Psychology of choice: How multitiered offers could improve ROI for product promotions
To choose or not to choose? Food and beverage manufacturers walk a fine line between providing adequate product variety and overwhelming consumers with too many choices. The debate rages on whether consumers desire more product choices or are paralyzed by them, and studies demonstrate that both can be true.
But what about offering consumers more choices in product promotions?
According to a 2014 Nielsen study, more than two-thirds of promotion events across CPG departments don't break even, with promotions for food and beverage departments being among the most ineffective. CPG companies globally spend about one trillion dollars on trade promotions each year.
To improve ROI of product promotions, manufacturers have sought promotion innovations that strategically tap the psychology of choice to encourage consumers to engage with promotions and become repeat buyers. By employing a multitiered approach to product promotions, manufacturers can better personalize offers to suit the varying needs of individual consumers across demographics.
How a multitiered promotion works
A multitiered promotional campaign can take many forms, but most commonly the fluctuating variables are quantity (or weight) and price. These variables slide on a scale that ultimately rewards consumers with deeper discounts for purchasing more items. But by offering multiple levels of value to choose from, a manufacturer can hope to capture a wider range of consumers.
For example, a manufacturer may offer multitiered coupons structured as $1 off three cans of soup, $2 off five cans of soup, or $3 off six cans of soup. For some consumers, getting $1 off three cans of soup is enough to encourage a purchase. Others will prefer getting the most bang for their buck and buy more items for the deeper discount.
Not all consumers will want or need to buy in bulk to achieve the deeper discount and will be satisfied with a smaller discount on fewer items. By offering that personalization with multiple levels of discounts, manufacturers encourage consumers to engage with a promotional value that best suits their needs, according to Beth Johnson, executive director of special projects for personalized digital media company Catalina.
In Catalina’s report, "Expand Demand: Driving Efficient Volume Through Category Marketing," released earlier this year, the company found that response rates for targeted shoppers increased 44% when reward offers contained three levels of value (23%) versus only one level (16%).
This approach could better serve a manufacturer's promotional strategy rather than discourage a consumer by not offering a deep enough discount or by pressuring the consumer to buy more items than needed to obtain that discount.
"Personalization and shopper choice are not just about savings," said Johnson. "It's also about communicating to consumers in the manner in which they prefer."
Concerns surrounding multitiered promotions
One issue with multitiered promotions, Johnson said, is that they tend to favor what she calls "expandable consumption categories." These include products where buying into the higher level of a promotion carries less risk for the consumer.

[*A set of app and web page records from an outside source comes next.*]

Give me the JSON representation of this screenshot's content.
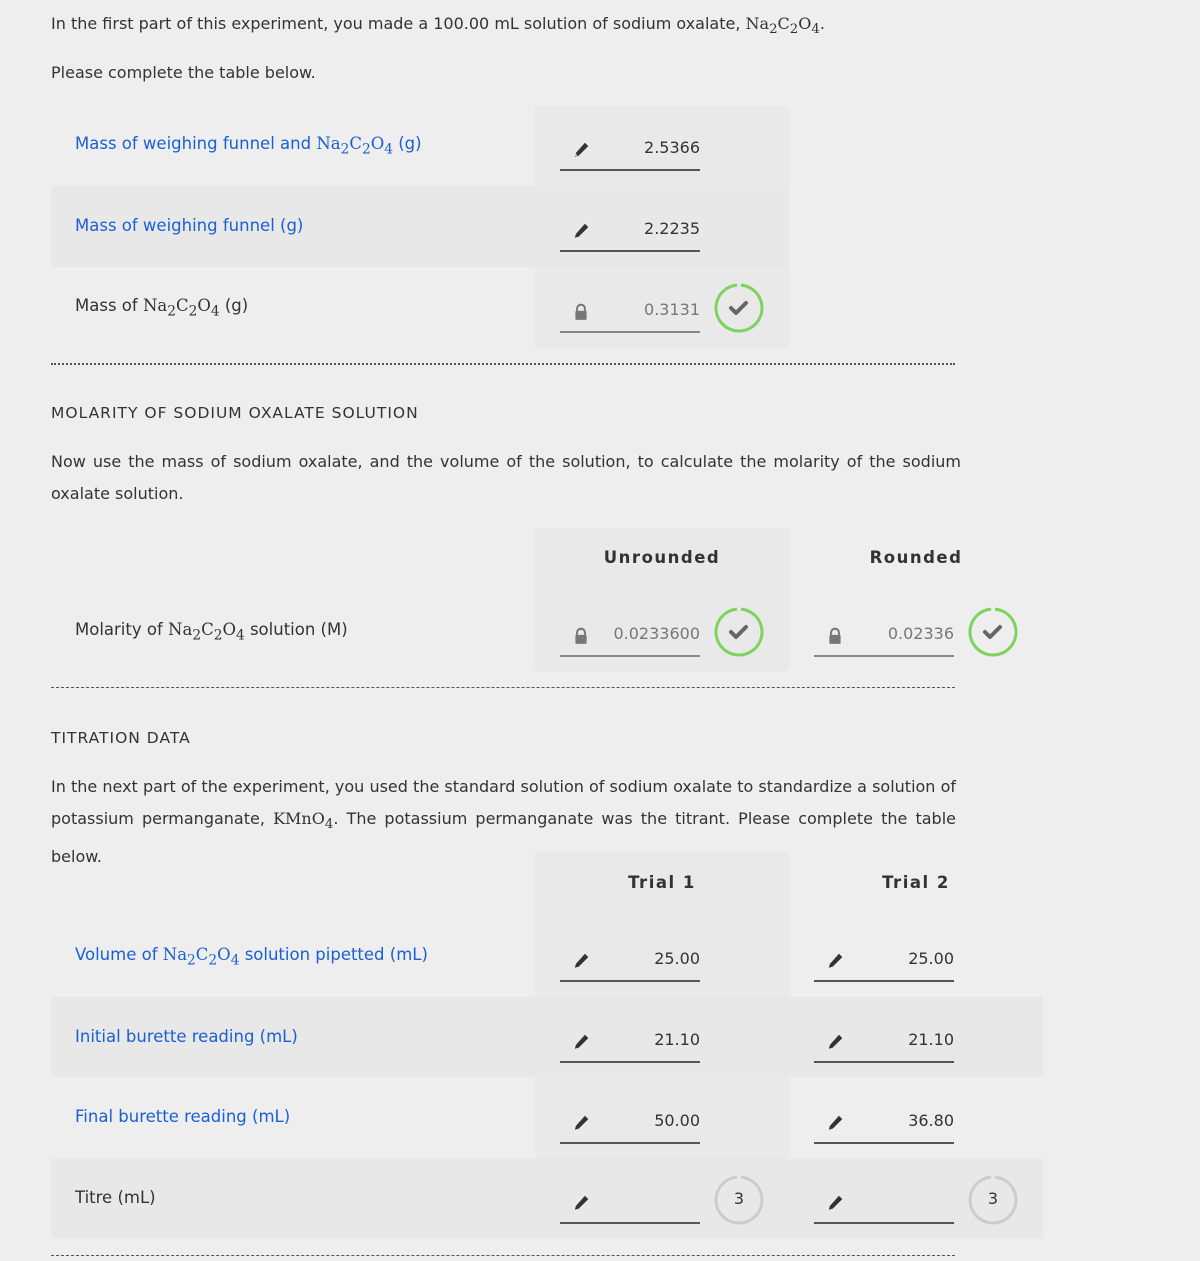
{
  "intro": {
    "text_before": "In the first part of this experiment, you made a 100.00 mL solution of sodium oxalate, ",
    "formula": "Na2C2O4",
    "text_after": ".",
    "instruction": "Please complete the table below."
  },
  "mass_table": {
    "rows": [
      {
        "label_before": "Mass of weighing funnel and ",
        "formula": "Na2C2O4",
        "label_after": " (g)",
        "value": "2.5366",
        "icon": "pencil-icon",
        "editable": true
      },
      {
        "label_before": "Mass of weighing funnel (g)",
        "formula": "",
        "label_after": "",
        "value": "2.2235",
        "icon": "pencil-icon",
        "editable": true
      },
      {
        "label_before": "Mass of ",
        "formula": "Na2C2O4",
        "label_after": " (g)",
        "value": "0.3131",
        "icon": "lock-icon",
        "editable": false,
        "status": "correct"
      }
    ]
  },
  "molarity": {
    "heading": "MOLARITY OF SODIUM OXALATE SOLUTION",
    "description": "Now use the mass of sodium oxalate, and the volume of the solution, to calculate the molarity of the sodium oxalate solution.",
    "columns": [
      "Unrounded",
      "Rounded"
    ],
    "row": {
      "label_before": "Molarity of ",
      "formula": "Na2C2O4",
      "label_after": " solution (M)",
      "unrounded": "0.0233600",
      "rounded": "0.02336",
      "status": "correct"
    }
  },
  "titration": {
    "heading": "TITRATION DATA",
    "description_before": "In the next part of the experiment, you used the standard solution of sodium oxalate to standardize a solution of potassium permanganate, ",
    "formula": "KMnO4",
    "description_after": ". The potassium permanganate was the titrant. Please complete the table below.",
    "columns": [
      "Trial 1",
      "Trial 2"
    ],
    "rows": [
      {
        "label_before": "Volume of ",
        "formula": "Na2C2O4",
        "label_after": " solution pipetted (mL)",
        "trial1": "25.00",
        "trial2": "25.00"
      },
      {
        "label_before": "Initial burette reading (mL)",
        "formula": "",
        "label_after": "",
        "trial1": "21.10",
        "trial2": "21.10"
      },
      {
        "label_before": "Final burette reading (mL)",
        "formula": "",
        "label_after": "",
        "trial1": "50.00",
        "trial2": "36.80"
      },
      {
        "label_before": "Titre (mL)",
        "formula": "",
        "label_after": "",
        "trial1": "",
        "trial2": "",
        "attempts1": "3",
        "attempts2": "3"
      }
    ]
  },
  "colors": {
    "link": "#1a5fd6",
    "correct": "#7ed35e",
    "attempts_ring": "#cccccc"
  }
}
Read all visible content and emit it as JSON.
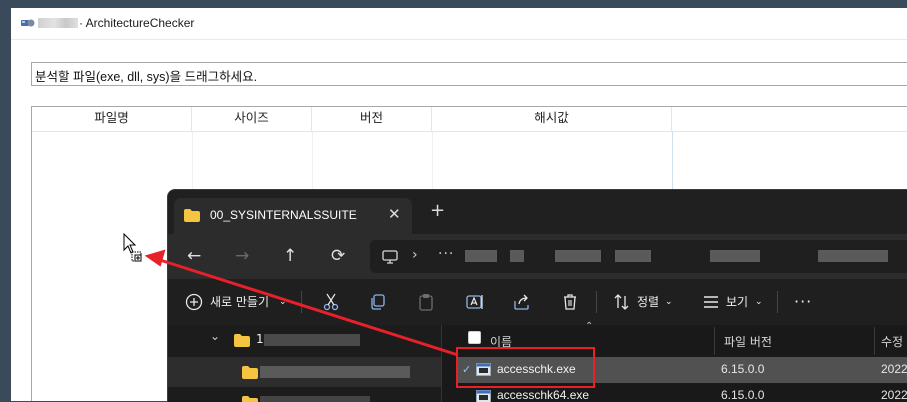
{
  "app": {
    "title": "· ArchitectureChecker",
    "drop_hint": "분석할 파일(exe, dll, sys)을 드래그하세요.",
    "columns": [
      "파일명",
      "사이즈",
      "버전",
      "해시값"
    ]
  },
  "explorer": {
    "tab_title": "00_SYSINTERNALSSUITE",
    "tab_close": "✕",
    "new_tab": "+",
    "nav": {
      "back": "←",
      "forward": "→",
      "up": "↑",
      "refresh": "⟳"
    },
    "address": {
      "separator": "›",
      "more": "···"
    },
    "toolbar": {
      "new_label": "새로 만들기",
      "sort_label": "정렬",
      "view_label": "보기",
      "more": "···"
    },
    "columns": {
      "name": "이름",
      "file_version": "파일 버전",
      "modified": "수정"
    },
    "tree": {
      "expand_glyph": "⌄",
      "item_prefix": "1"
    },
    "files": [
      {
        "name": "accesschk.exe",
        "version": "6.15.0.0",
        "date": "2022",
        "selected": true
      },
      {
        "name": "accesschk64.exe",
        "version": "6.15.0.0",
        "date": "2022",
        "selected": false
      }
    ]
  },
  "colors": {
    "highlight": "#e8202a",
    "folder": "#f5c542",
    "explorer_bg": "#1c1c1c"
  }
}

"Take soup, for example — there's not a risk involved for consumers to buy that quantity to gain this reward," said Johnson. "It might be that they'll use it more in recipes. It'll drive more usage of that product."
However, for certain segment promotions, the better value could push a consumer to buy a larger quantity of a product with a shorter shelf life or less versatility. If the consumer doesn't believe that volume of the product can be used before it expires, that promotion may be abandoned altogether. Manufacturers can overcome that problem by offering a promotion option that suits individual consumption needs.
Another concern for manufacturers is that consumers might purchase a product in bulk during a promotion one time but then never become a repeat or loyal customer. Johnson said Catalina saw the opposite per research for its recent report: Twice as many consumers who responded to one of Catalina's campaigns repurchased the promoted product after the campaign was over versus non-responders.
With multitiered promotions, manufacturers don't just push volume forward — they can drive future purchases even after the promotional period is over.
Give consumers too many choices in the grocery store, and they can become overwhelmed. If manufacturers don't give consumers enough variety, shoppers will find a brand that will.
But when it comes to having choices for different promotional values, those same psychological concepts may not hold true. Consumers may become paralyzed by having too many options to spend their money on, but having more options for saving money may mobilize those same consumers.
Here manufacturers have the opportunity to innovate their promotional campaigns, improve those campaigns' ROI, and incentivize buyers to become loyal customers through personalized value propositions that help a brand stand out from the competition.